> YOUR ASSIGNMENT: From the first line to the last, give the records again exactly and skip the pictures.

App and web page records
━━━
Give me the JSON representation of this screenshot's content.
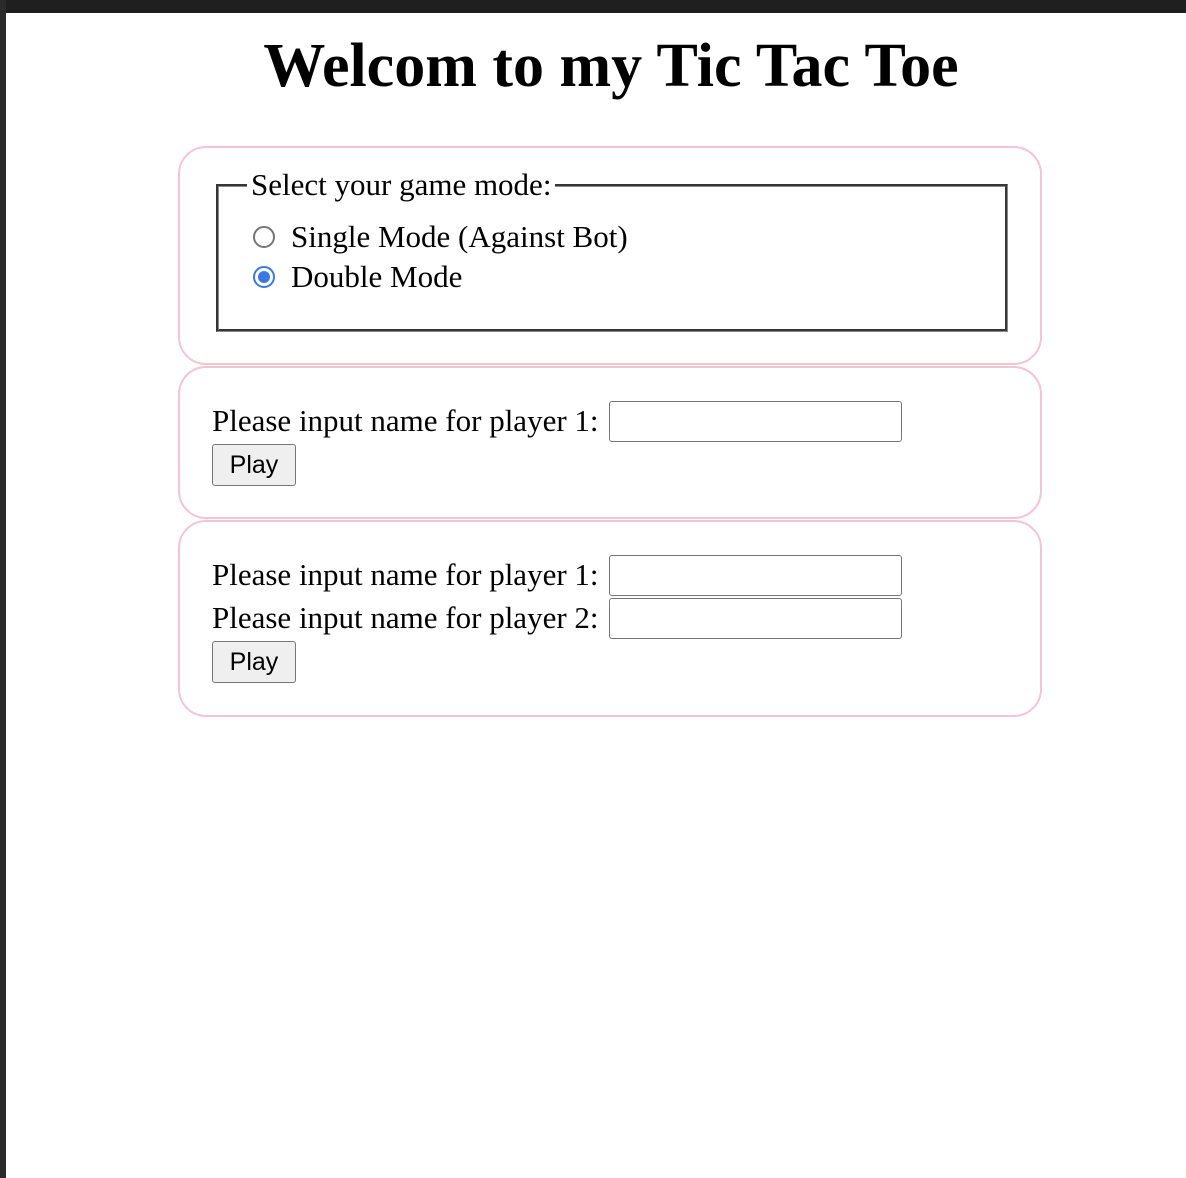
{
  "page": {
    "title": "Welcom to my Tic Tac Toe"
  },
  "game_mode": {
    "legend": "Select your game mode:",
    "options": [
      {
        "label": "Single Mode (Against Bot)",
        "checked": false
      },
      {
        "label": "Double Mode",
        "checked": true
      }
    ]
  },
  "single_mode": {
    "player1_label": "Please input name for player 1:",
    "player1_value": "",
    "play_label": "Play"
  },
  "double_mode": {
    "player1_label": "Please input name for player 1:",
    "player1_value": "",
    "player2_label": "Please input name for player 2:",
    "player2_value": "",
    "play_label": "Play"
  },
  "colors": {
    "panel_border": "#f3c5d2",
    "radio_accent": "#3b78e7",
    "window_chrome": "#1f1f1f"
  }
}
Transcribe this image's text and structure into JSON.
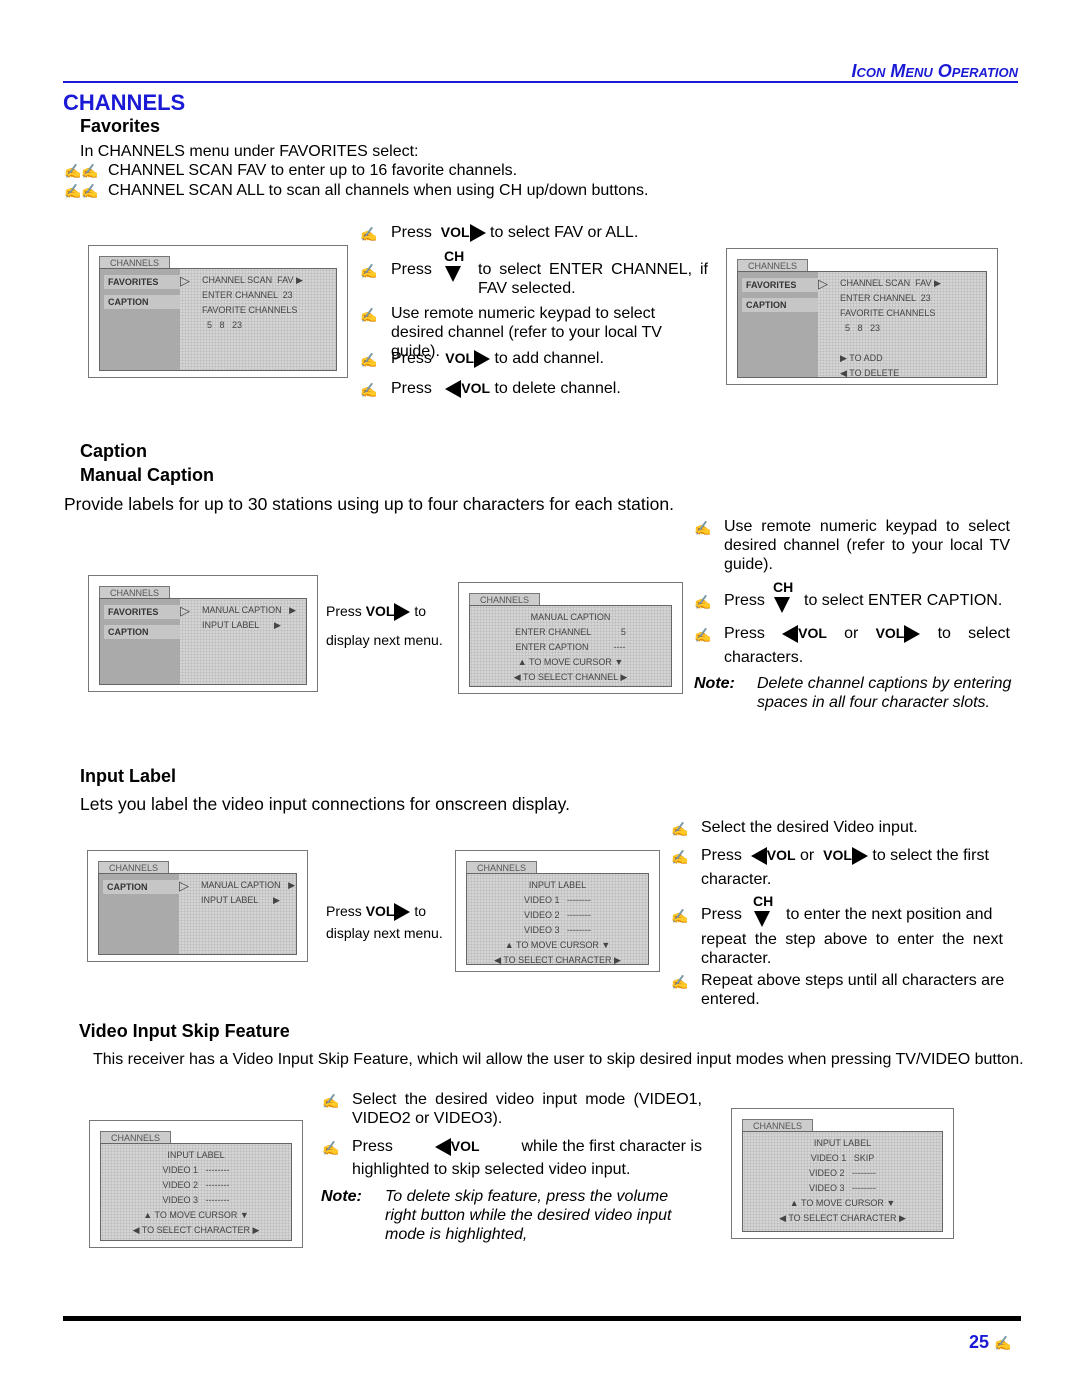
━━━
> SOLUTION TO THIS PROBLEM:
Give me the JSON representation of this screenshot's content.
{
  "page": {
    "title": "Welcom to my Tic Tac Toe"
  },
  "game_mode": {
    "legend": "Select your game mode:",
    "options": [
      {
        "label": "Single Mode (Against Bot)",
        "checked": false
      },
      {
        "label": "Double Mode",
        "checked": true
      }
    ]
  },
  "single_mode": {
    "player1_label": "Please input name for player 1:",
    "player1_value": "",
    "play_label": "Play"
  },
  "double_mode": {
    "player1_label": "Please input name for player 1:",
    "player1_value": "",
    "player2_label": "Please input name for player 2:",
    "player2_value": "",
    "play_label": "Play"
  },
  "colors": {
    "panel_border": "#f3c5d2",
    "radio_accent": "#3b78e7",
    "window_chrome": "#1f1f1f"
  }
}
Transcribe this image's text and structure into JSON.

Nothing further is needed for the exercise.